------ Available data ------

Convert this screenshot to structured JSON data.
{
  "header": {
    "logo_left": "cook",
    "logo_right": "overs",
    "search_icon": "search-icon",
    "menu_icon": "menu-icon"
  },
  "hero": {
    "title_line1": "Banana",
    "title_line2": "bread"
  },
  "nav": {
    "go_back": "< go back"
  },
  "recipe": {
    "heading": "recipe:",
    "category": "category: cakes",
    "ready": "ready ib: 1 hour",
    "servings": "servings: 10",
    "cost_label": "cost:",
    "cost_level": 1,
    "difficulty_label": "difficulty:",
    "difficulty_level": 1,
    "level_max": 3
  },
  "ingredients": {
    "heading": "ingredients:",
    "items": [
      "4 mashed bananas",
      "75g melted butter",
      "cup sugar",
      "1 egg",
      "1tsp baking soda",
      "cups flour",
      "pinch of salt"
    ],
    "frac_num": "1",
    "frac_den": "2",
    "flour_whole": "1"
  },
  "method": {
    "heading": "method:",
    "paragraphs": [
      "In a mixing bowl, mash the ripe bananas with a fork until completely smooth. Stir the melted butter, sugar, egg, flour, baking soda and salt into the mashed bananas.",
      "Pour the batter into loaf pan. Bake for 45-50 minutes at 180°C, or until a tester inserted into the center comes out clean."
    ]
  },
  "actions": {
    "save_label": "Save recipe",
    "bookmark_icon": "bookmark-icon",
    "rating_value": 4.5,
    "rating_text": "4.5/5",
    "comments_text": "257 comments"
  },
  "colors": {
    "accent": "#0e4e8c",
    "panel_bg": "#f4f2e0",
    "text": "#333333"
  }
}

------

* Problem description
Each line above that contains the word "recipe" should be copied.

* Exercise response
  "recipe": {
    "heading": "recipe:",
    "save_label": "Save recipe",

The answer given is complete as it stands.